(DATA TO USE begins)

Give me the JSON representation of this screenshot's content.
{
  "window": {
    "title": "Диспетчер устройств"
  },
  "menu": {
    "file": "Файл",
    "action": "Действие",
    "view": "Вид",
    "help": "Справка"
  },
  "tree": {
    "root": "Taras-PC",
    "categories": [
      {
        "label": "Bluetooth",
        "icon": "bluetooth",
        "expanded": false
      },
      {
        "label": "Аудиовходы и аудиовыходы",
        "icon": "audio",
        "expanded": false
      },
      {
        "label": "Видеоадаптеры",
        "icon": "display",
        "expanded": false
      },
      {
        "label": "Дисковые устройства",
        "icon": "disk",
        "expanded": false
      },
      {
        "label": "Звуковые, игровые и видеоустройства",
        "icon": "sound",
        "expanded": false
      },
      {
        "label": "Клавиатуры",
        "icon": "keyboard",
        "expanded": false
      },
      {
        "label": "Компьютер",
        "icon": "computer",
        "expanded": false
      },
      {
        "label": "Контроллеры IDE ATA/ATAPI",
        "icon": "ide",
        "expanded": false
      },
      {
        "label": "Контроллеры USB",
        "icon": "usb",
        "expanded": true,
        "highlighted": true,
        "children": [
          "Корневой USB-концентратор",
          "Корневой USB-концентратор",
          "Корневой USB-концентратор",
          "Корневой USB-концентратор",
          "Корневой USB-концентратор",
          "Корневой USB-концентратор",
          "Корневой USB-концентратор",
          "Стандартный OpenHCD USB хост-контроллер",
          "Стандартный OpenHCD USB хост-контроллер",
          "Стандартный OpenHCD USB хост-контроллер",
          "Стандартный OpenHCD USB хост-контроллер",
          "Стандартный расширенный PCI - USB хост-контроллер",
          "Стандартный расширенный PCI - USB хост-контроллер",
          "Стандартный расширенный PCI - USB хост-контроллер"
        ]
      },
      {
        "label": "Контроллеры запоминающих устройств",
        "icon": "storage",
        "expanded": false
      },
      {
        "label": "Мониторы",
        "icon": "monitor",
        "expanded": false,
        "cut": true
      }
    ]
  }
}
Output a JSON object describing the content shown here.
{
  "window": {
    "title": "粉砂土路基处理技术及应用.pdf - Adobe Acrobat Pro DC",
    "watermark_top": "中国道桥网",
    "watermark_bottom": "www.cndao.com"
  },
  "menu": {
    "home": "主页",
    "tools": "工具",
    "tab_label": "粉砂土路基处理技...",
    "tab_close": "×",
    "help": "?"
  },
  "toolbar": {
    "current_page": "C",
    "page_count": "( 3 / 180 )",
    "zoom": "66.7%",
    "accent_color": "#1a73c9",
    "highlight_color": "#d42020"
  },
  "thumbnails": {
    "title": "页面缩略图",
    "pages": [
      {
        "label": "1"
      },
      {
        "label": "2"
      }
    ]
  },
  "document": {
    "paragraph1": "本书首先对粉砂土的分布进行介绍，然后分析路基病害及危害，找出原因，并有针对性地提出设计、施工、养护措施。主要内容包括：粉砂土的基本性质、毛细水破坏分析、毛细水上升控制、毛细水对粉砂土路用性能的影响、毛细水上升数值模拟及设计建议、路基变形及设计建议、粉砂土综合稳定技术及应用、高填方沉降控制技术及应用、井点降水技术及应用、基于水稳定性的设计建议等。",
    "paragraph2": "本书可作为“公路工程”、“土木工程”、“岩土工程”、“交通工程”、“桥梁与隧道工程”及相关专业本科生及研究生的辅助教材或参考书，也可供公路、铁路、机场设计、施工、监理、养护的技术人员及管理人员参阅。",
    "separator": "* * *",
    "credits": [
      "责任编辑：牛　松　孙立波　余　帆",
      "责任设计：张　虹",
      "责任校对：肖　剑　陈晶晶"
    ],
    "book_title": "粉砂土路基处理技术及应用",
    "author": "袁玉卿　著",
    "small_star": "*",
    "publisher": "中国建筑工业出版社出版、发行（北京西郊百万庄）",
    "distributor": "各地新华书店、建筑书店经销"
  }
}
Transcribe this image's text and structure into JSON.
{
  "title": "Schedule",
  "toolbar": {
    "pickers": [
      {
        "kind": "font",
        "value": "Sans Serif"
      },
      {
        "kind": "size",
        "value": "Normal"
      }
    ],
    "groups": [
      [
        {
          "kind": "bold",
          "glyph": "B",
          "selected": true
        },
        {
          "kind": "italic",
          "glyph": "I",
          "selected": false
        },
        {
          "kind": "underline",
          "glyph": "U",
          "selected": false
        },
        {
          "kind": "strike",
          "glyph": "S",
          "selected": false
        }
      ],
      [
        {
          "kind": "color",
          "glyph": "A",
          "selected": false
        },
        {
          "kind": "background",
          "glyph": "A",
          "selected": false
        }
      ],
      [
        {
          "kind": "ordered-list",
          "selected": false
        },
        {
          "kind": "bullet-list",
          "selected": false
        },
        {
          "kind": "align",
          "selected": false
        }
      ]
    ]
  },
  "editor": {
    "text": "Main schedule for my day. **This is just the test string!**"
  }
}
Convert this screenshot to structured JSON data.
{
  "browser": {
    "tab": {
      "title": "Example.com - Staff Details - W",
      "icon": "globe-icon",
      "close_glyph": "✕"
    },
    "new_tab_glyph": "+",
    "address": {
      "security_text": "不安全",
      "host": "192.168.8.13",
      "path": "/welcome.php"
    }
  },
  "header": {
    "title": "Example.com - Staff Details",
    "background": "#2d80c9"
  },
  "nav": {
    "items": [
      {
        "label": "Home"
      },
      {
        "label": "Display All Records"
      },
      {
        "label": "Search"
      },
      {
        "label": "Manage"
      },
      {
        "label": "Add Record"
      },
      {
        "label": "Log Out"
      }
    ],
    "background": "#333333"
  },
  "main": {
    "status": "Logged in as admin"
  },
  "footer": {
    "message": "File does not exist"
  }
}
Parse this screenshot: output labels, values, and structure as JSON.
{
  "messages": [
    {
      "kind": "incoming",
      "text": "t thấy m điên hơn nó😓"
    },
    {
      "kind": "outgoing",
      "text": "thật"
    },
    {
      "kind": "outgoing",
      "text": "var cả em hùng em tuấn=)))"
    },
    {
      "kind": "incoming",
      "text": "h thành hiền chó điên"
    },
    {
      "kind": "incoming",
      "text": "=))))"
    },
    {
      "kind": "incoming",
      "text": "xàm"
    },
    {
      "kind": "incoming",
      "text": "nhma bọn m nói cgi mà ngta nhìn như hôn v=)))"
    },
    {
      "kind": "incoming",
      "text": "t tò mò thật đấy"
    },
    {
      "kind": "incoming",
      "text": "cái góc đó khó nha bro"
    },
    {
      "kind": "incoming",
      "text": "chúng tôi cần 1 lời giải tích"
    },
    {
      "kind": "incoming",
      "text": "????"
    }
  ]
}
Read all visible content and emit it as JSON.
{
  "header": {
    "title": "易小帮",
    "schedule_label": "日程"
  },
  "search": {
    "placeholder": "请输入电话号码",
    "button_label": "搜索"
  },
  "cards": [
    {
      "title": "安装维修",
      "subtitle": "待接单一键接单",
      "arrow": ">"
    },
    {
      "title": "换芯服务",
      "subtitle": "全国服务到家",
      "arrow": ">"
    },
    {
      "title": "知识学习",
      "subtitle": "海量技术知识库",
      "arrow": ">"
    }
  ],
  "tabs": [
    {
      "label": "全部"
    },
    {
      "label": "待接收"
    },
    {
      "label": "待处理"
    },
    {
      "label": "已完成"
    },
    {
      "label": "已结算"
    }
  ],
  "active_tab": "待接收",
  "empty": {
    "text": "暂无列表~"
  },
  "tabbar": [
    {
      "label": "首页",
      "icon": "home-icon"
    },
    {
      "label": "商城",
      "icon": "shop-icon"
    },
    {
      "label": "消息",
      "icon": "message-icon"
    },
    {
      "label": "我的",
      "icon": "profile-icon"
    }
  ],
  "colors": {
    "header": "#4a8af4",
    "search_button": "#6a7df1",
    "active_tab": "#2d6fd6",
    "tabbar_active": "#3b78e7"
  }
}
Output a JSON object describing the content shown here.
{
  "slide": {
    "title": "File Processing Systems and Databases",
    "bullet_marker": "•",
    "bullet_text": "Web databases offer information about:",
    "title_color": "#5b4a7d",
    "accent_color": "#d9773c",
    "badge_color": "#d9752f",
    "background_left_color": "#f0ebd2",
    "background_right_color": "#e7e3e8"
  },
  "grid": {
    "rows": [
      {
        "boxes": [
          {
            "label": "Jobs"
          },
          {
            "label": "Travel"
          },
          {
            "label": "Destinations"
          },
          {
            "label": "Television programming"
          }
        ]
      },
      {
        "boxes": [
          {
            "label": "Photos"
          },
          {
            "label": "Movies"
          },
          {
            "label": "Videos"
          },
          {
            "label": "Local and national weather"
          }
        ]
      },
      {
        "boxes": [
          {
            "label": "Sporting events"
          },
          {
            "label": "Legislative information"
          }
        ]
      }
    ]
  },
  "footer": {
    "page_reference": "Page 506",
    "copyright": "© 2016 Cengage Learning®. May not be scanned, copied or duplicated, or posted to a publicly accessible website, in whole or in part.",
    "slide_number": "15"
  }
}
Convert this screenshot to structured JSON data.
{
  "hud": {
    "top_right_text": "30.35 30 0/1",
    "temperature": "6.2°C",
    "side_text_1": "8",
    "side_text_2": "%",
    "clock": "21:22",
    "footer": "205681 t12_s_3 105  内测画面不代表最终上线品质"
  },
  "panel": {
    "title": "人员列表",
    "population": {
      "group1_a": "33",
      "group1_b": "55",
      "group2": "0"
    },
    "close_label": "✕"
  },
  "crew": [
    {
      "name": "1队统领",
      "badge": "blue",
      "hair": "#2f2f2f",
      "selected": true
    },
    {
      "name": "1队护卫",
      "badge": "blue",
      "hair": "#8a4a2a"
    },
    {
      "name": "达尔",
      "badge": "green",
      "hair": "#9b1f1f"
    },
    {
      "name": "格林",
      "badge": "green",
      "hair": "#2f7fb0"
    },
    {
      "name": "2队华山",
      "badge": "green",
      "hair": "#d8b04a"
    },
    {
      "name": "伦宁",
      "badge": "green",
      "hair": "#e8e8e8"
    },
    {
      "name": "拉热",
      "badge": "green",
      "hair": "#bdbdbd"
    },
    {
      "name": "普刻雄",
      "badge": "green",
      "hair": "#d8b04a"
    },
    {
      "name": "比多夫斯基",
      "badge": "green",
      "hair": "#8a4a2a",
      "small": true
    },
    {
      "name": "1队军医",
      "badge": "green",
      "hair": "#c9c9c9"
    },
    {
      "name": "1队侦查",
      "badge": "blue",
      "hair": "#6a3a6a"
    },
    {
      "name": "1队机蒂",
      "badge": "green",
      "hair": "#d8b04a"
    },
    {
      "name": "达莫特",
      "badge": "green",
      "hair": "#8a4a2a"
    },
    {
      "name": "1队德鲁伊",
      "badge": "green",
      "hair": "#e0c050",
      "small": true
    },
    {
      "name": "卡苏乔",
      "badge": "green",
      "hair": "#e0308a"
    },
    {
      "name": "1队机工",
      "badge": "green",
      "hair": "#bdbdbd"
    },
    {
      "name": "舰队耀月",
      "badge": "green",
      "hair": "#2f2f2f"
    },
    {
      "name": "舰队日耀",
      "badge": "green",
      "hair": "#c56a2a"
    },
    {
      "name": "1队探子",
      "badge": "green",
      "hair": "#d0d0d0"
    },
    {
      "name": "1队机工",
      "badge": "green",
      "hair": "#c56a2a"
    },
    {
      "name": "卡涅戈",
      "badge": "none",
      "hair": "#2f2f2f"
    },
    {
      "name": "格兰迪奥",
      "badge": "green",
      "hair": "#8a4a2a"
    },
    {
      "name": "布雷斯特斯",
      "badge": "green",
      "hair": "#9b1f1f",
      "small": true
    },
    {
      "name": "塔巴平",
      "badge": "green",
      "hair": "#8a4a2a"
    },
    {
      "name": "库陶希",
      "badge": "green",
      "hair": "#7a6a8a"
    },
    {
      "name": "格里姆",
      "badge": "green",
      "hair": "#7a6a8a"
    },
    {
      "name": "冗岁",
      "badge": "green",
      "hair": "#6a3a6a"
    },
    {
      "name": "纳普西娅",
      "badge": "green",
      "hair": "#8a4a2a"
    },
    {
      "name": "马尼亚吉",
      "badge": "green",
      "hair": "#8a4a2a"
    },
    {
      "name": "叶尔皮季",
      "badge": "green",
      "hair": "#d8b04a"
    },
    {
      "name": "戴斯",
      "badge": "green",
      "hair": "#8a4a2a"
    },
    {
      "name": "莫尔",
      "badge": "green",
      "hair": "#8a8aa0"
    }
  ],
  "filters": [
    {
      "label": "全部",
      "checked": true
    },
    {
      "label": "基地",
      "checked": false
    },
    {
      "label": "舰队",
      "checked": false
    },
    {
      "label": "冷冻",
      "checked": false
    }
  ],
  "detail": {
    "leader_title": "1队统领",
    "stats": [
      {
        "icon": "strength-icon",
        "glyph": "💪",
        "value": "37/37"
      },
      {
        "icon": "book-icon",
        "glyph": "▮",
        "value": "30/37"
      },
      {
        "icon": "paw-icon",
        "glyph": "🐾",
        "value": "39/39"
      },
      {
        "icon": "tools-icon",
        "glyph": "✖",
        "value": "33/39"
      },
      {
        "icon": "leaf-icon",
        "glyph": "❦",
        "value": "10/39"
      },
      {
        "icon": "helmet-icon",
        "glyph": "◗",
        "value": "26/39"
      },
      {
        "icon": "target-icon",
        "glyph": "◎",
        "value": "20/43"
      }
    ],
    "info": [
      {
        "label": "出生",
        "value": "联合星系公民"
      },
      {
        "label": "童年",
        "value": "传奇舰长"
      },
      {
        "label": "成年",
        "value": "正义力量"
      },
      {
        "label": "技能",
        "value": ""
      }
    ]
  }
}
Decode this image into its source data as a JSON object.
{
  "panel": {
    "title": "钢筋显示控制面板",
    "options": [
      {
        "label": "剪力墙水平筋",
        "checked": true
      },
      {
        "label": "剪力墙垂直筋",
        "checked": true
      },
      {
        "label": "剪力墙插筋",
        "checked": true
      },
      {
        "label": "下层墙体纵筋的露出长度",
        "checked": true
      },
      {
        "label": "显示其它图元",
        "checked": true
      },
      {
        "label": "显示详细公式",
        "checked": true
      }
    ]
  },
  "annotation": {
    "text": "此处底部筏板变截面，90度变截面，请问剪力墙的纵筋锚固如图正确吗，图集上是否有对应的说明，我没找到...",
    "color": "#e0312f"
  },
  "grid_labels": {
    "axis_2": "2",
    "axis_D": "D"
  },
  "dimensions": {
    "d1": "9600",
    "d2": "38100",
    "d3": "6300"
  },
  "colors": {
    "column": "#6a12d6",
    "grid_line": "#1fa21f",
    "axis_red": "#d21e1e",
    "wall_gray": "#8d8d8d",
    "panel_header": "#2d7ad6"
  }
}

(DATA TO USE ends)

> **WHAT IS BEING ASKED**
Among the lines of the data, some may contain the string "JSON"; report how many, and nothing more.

> **SOLUTION**
9